Jonathan D. Spence, an eminent scholar of China and its vast history who in books like “God’s Chinese Son: The Taiping Heavenly Kingdom of Hong Xiuquan” (1996) and “The Search for Modern China” (1990) excavated that country’s past and illuminated its present, died on Saturday at his home in West Haven, Conn. He was 85.
His wife, Annping Chin, said the cause was complications of Parkinson’s disease.
Professor Spence, who taught for more than 40 years at Yale University, where his lecture classes were always in great demand, found the big picture of Chinese history in small details. His books, deeply researched, examined individual lives and odd moments that were representative of larger cultural forces, wrapping it all together with vivid storytelling.
“This is a delicate spider’s web of a book, deft, fascinating and precise as Chinese calligraphy,” Diana Preston wrote in The Los Angeles Times in a review of his “Treason by the Book” (2001), about a scholar who challenged the third Manchu emperor in the early 1700s. “It is also unnerving because it conjures so much that still resonates.”

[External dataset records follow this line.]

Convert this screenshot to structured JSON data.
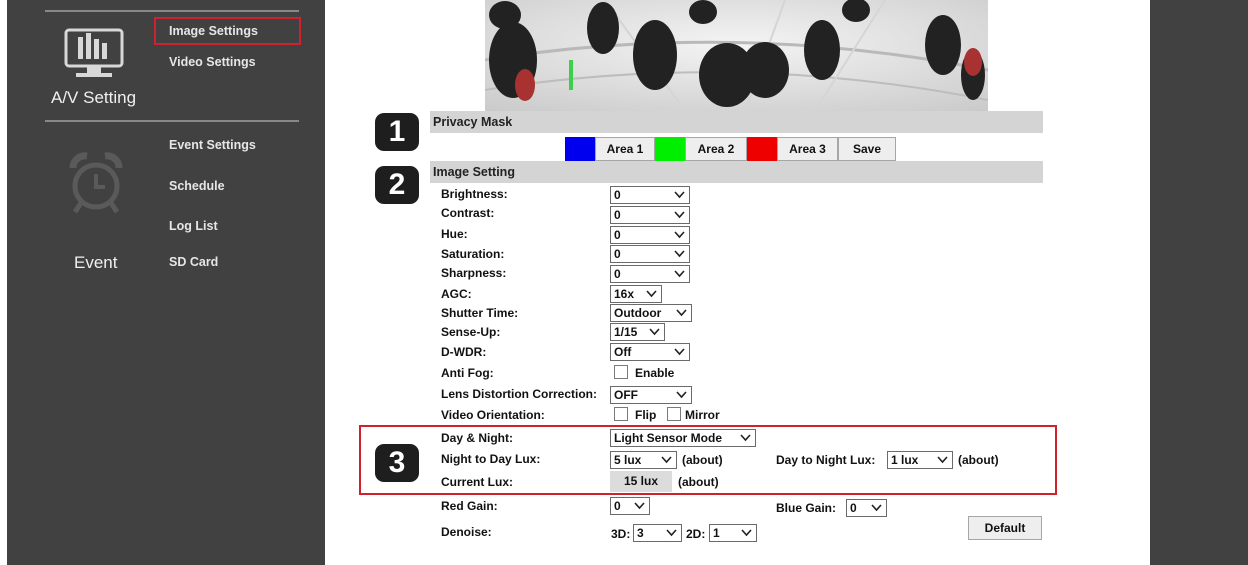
{
  "sidebar": {
    "av": {
      "section_label": "A/V Setting",
      "items": [
        {
          "label": "Image Settings",
          "selected": true
        },
        {
          "label": "Video Settings",
          "selected": false
        }
      ]
    },
    "event": {
      "section_label": "Event",
      "items": [
        {
          "label": "Event Settings"
        },
        {
          "label": "Schedule"
        },
        {
          "label": "Log List"
        },
        {
          "label": "SD Card"
        }
      ]
    }
  },
  "badges": [
    "1",
    "2",
    "3"
  ],
  "privacy": {
    "title": "Privacy Mask",
    "areas": [
      {
        "label": "Area 1",
        "color": "#0000ee"
      },
      {
        "label": "Area 2",
        "color": "#00ee00"
      },
      {
        "label": "Area 3",
        "color": "#ee0000"
      }
    ],
    "save_label": "Save"
  },
  "image_setting": {
    "title": "Image Setting",
    "fields": {
      "brightness": {
        "label": "Brightness:",
        "value": "0"
      },
      "contrast": {
        "label": "Contrast:",
        "value": "0"
      },
      "hue": {
        "label": "Hue:",
        "value": "0"
      },
      "saturation": {
        "label": "Saturation:",
        "value": "0"
      },
      "sharpness": {
        "label": "Sharpness:",
        "value": "0"
      },
      "agc": {
        "label": "AGC:",
        "value": "16x"
      },
      "shutter": {
        "label": "Shutter Time:",
        "value": "Outdoor"
      },
      "senseup": {
        "label": "Sense-Up:",
        "value": "1/15"
      },
      "dwdr": {
        "label": "D-WDR:",
        "value": "Off"
      },
      "lens": {
        "label": "Lens Distortion Correction:",
        "value": "OFF"
      }
    },
    "anti_fog": {
      "label": "Anti Fog:",
      "option": "Enable",
      "checked": false
    },
    "orientation": {
      "label": "Video Orientation:",
      "flip": "Flip",
      "mirror": "Mirror"
    },
    "day_night": {
      "label": "Day & Night:",
      "value": "Light Sensor Mode"
    },
    "night_to_day": {
      "label": "Night to Day Lux:",
      "value": "5 lux",
      "suffix": "(about)"
    },
    "day_to_night": {
      "label": "Day to Night Lux:",
      "value": "1 lux",
      "suffix": "(about)"
    },
    "current_lux": {
      "label": "Current Lux:",
      "value": "15 lux",
      "suffix": "(about)"
    },
    "red_gain": {
      "label": "Red Gain:",
      "value": "0"
    },
    "blue_gain": {
      "label": "Blue Gain:",
      "value": "0"
    },
    "denoise": {
      "label": "Denoise:",
      "d3_label": "3D:",
      "d3_value": "3",
      "d2_label": "2D:",
      "d2_value": "1"
    },
    "default_label": "Default"
  },
  "colors": {
    "sidebar_bg": "#414141",
    "highlight": "#d0212e",
    "header_bg": "#d4d4d4"
  }
}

Among Professor Spence’s most ambitious books was “The Search for Modern China,” which made The New York Times’s best-seller list and is now a standard text. It took an 876-page view of China’s history from the decline of the Ming dynasty in the 1600s to the democracy movement of 1989.
“Other books have attempted to cover the political and social history of China from imperial to Communist times,” Vera Schwarcz wrote in her review in The Times. “But they lack the narrative technique, the wealth of illustrations and the thematic focus of this work.”

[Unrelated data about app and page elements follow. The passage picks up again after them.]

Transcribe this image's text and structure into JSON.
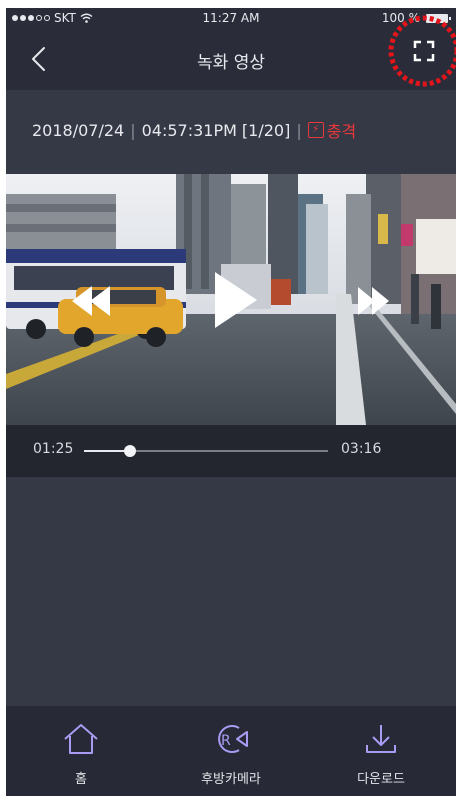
{
  "status_bar": {
    "carrier": "SKT",
    "time": "11:27 AM",
    "battery": "100 %"
  },
  "nav": {
    "title": "녹화 영상"
  },
  "recording": {
    "date": "2018/07/24",
    "time": "04:57:31PM",
    "index": "[1/20]",
    "event_label": "충격"
  },
  "player": {
    "current_time": "01:25",
    "total_time": "03:16",
    "progress": 0.19
  },
  "tabs": [
    {
      "label": "홈",
      "icon": "home-icon"
    },
    {
      "label": "후방카메라",
      "icon": "rear-camera-icon"
    },
    {
      "label": "다운로드",
      "icon": "download-icon"
    }
  ],
  "colors": {
    "accent_purple": "#a99bf2",
    "impact_red": "#e8383b",
    "highlight_circle": "#e3141a"
  }
}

Professor Spence wrote more than a dozen books in all, beginning in 1966 with “Ts’ao Yin and the K’ang-hsi Emperor: Bondservant and Master,” based on his dissertation about a minor historical figure in the late 1600s and early 1700s.